       "user" This is a general purpose key type whose payload may be read and
              updated by user-space applications.  The key is kept entirely
              within kernel memory.  The payload for keys of this type is a blob
              of arbitrary data of up to 32,767 bytes.

       "logon" (since Linux 3.3)
              This key type is essentially the same as "user", but it does not
              permit the key to read.  This is suitable for storing payloads
              that you do not want to be readable from user space.

       This key type vets the description to ensure that it is qualified by a
       "service" prefix, by checking to ensure that the description contains a
       ':' that is preceded by other characters.

       "big_key" (since Linux 3.13)
              This key type is similar to "user", but may hold a payload of up
              to 1 MiB.  If the key payload is large enough, then it may be
              stored encrypted in tmpfs (which can be swapped out) rather than
              kernel memory.

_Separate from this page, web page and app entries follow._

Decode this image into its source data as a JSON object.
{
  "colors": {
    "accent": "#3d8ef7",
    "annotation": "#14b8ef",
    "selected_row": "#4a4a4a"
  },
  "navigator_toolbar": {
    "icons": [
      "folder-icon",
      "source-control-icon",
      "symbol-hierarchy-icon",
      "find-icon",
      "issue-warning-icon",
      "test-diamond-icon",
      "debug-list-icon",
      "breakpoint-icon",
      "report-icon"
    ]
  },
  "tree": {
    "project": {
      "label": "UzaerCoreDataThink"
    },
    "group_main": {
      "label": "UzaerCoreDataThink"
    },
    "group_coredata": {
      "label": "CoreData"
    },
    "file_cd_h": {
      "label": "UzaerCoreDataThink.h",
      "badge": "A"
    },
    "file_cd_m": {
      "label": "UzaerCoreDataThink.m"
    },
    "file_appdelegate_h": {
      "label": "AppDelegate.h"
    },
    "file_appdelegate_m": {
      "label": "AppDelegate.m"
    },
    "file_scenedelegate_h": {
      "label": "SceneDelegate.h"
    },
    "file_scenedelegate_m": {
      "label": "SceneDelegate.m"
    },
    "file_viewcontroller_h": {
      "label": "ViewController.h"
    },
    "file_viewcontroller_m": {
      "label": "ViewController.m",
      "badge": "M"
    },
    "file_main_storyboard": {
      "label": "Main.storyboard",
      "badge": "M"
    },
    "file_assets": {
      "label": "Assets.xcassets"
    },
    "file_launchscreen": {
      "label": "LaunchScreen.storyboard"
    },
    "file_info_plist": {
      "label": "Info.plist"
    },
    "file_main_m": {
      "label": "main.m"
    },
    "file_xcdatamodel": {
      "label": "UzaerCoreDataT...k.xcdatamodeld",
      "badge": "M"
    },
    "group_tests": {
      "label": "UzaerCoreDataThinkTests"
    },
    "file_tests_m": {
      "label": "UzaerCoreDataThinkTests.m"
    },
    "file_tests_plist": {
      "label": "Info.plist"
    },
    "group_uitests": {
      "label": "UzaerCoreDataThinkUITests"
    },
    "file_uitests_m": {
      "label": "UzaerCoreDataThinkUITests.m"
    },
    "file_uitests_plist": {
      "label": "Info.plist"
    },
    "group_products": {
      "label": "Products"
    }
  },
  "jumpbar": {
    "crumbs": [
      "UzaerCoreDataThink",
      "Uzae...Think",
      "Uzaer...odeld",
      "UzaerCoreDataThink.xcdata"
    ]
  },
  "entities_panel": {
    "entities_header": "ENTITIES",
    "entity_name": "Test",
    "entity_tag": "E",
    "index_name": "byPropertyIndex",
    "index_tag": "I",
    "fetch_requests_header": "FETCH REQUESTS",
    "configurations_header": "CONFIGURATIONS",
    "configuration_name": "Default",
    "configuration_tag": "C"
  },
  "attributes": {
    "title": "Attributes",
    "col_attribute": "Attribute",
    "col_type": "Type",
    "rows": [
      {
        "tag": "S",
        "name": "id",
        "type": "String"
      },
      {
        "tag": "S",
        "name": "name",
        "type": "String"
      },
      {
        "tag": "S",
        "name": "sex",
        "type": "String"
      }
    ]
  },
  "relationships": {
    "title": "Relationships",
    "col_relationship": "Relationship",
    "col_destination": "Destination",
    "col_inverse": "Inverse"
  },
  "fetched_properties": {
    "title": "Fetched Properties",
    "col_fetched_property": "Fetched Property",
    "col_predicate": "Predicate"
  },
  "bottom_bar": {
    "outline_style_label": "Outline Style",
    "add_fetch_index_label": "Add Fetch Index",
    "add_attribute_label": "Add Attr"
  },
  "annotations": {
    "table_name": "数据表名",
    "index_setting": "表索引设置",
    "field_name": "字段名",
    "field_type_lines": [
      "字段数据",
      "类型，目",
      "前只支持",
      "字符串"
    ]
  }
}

       For further details on these key types, see keyrings(7).

       On success, add_key() returns the serial number of the key it created or
       updated.  On error, -1 is returned and errno is set to indicate the

       EACCES The keyring wasn't available for modification by the user.

       EDQUOT The key quota for this user would be exceeded by creating this key
              or linking it to the keyring.

       EFAULT One or more of type, description, and payload points outside
              process's accessible address space.

       EINVAL The size of the string (including the terminating null byte)
              specified in type or description exceeded the limit (32 bytes and
              4096 bytes respectively).

       EINVAL The payload data was invalid.

       EINVAL type was "logon" and the description was not qualified with a
              prefix string of the form "service:".

              The keyring has expired.

              The keyring has been revoked.

       ENOKEY The keyring doesn't exist.

       ENOMEM Insufficient memory to create a key.

       EPERM  The type started with a period ('.').  Key types that begin with a
              period are reserved to the implementation.

       EPERM  type was "keyring" and the description started with a period
              ('.').  Keyrings with descriptions (names) that begin with a
              period are reserved to the implementation.

       This system call first appeared in Linux 2.6.10.

       This system call is a nonstandard Linux extension.

       Glibc does not provide a wrapper for this system call.  A wrapper is
       provided in the libkeyutils package.  When employing the wrapper in that
       library, link with -lkeyutils.

       The program below creates a key with the type, description, and payload
       specified in its command-line arguments, and links that key into the
       session keyring.  The following shell session demonstrates the use of the

           $ ./a.out user mykey "Some payload"
           Key ID is 64a4dca
           $ grep '64a4dca' /proc/keys
           064a4dca I--Q---    1 perm 3f010000  1000  1000 user    mykey: 12

   Program source

       #include <sys/types.h>
       #include <keyutils.h>
       #include <stdint.h>
       #include <stdio.h>
       #include <stdlib.h>
       #include <string.h>

       main(int argc, char *argv[])
           key_serial_t key;

           if (argc != 4) {
               fprintf(stderr, "Usage: %s type description payload\n",

           key = add_key(argv[1], argv[2], argv[3], strlen(argv[3]),
           if (key == -1) {

           printf("Key ID is %jx\n", (uintmax_t) key);


       keyctl(1), keyctl(2), request_key(2), keyctl(3), keyrings(7),
       keyutils(7), persistent-keyring(7), process-keyring(7),
       session-keyring(7), thread-keyring(7), user-keyring(7),

       The kernel source files Documentation/security/keys/core.rst and
       Documentation/keys/request-key.rst (or, before Linux 4.13, in the files
       Documentation/security/keys.txt and

       This page is part of release 5.12 of the Linux man-pages project.  A
       description of the project, information about reporting bugs, and the
       latest version of this page, can be found at

Linux                              2021-03-22                         ADD_KEY(2)